Friday, June 20, 2014
As part of its 2014 Homecoming event, National University of Health Sciences cemented a time capsule into the outer wall of its main campus building, Janse Hall, on Thursday, June 19th. The capsule is full of present day university documents and items chosen for their potential historical interest when opened half a century from now in 2063.
Just one year ago, the university opened the time capsule that had been placed in the same wall back in 1963 at the dedication of the university's Lombard campus. Full of personal letters and documents highlighting historical figures and events in the university's past, the previous capsule was retrieved from the wall by the university's immediate past president, Dr. James Winterstein.
Dr. Winterstein passed the torch of leadership to Dr. Joseph Stiefel during the 2013 Homecoming, therefore, Dr. Stiefel had the honor of cementing the new capsule into the wall for posterity. He was joined by radiology professor, Dr. Charles Tasharski, Dr. Tasharski was present at the original 1963 campus dedication and time capsule ceremony, when he was just starting the DC program as a student.
The new capsule's contents include a USB drive with several videos, photos, blueprints and a current copy of the university's bulletin loaded into its memory. Also, the capsule boasts an NUHS necktie replete with pins representing each of the university's professional degree programs, several news releases documenting highlights of the past year, university publications and other items.
"We wanted to put the capsule in during Homecoming so that we could involve the entire university community," says President Stiefel. "Ironically, it's not so much about the items themselves, but rather how they reflect our mission as educators."
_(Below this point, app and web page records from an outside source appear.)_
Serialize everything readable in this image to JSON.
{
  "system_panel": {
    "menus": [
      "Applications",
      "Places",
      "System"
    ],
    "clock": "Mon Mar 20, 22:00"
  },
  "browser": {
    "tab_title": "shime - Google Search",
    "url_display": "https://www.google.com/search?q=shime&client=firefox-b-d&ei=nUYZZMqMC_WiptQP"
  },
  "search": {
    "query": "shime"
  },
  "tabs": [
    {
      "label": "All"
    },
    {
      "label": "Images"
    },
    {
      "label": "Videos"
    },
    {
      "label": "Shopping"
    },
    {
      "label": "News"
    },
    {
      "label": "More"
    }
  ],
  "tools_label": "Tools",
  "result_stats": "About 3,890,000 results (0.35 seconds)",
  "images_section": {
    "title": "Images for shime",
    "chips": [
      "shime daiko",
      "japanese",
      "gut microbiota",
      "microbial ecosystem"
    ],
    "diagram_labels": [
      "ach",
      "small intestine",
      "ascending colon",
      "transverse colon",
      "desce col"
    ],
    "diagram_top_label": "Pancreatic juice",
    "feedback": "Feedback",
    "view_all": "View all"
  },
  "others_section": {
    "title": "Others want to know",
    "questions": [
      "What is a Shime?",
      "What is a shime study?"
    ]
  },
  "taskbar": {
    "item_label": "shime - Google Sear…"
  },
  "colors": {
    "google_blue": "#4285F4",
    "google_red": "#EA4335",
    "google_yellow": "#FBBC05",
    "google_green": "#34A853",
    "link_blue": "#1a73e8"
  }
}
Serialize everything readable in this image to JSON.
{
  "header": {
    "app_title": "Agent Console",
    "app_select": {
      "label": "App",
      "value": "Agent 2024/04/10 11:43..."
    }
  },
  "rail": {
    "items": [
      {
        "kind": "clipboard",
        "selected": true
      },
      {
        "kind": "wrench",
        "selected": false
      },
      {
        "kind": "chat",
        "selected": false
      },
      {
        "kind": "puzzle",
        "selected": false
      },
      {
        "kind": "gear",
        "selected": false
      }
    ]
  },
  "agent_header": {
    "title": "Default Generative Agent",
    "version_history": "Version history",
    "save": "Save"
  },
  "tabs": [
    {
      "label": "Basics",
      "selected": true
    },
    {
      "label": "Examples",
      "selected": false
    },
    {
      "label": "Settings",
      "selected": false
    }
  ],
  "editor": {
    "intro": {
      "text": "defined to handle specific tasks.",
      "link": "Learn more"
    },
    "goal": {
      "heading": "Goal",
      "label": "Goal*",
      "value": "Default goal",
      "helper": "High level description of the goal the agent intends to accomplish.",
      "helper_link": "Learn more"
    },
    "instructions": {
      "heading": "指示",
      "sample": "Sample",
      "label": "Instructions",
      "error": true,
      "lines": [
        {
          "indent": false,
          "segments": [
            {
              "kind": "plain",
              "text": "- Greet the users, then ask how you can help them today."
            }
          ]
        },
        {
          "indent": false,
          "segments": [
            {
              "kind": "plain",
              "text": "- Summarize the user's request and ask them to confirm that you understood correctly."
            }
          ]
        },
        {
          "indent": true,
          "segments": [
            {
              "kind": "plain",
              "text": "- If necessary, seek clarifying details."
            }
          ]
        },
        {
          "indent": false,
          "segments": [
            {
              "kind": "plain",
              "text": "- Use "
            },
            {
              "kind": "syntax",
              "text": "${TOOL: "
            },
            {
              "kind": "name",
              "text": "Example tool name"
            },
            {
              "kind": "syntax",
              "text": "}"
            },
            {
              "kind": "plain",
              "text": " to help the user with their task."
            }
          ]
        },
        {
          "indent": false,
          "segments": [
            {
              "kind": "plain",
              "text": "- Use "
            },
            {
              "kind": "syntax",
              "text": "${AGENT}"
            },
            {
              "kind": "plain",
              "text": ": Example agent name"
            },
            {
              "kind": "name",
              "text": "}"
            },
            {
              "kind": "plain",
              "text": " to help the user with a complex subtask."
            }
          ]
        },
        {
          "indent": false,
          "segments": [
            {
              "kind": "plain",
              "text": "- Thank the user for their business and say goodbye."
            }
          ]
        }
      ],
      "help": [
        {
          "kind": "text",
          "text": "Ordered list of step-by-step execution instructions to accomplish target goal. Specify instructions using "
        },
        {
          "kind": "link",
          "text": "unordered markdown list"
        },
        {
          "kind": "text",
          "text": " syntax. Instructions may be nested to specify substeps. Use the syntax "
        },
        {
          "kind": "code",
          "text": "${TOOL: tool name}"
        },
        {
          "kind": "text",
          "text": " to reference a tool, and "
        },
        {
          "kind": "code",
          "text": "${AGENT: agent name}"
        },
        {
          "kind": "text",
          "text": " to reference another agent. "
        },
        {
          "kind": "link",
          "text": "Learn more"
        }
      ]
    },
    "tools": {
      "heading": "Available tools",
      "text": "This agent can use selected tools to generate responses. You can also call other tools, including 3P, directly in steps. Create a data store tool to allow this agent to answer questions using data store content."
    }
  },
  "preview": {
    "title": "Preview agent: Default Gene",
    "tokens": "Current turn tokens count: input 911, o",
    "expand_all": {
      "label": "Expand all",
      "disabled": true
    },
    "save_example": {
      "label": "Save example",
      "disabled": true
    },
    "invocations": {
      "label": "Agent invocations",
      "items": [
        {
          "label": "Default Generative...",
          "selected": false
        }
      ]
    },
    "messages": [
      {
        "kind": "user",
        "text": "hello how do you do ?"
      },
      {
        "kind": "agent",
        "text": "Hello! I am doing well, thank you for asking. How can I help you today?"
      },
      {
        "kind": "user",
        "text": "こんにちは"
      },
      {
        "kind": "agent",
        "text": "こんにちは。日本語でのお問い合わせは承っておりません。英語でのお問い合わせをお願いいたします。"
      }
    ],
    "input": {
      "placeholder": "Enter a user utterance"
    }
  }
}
National University of Health Sciences was founded in 1906 in Davenport, Iowa, moved to Chicago in 1908, and relocated to Lombard in 1963. This is why the newly placed time capsule will be opened in 2063, since that year will commemorate the 100th anniversary of the university's Lombard location.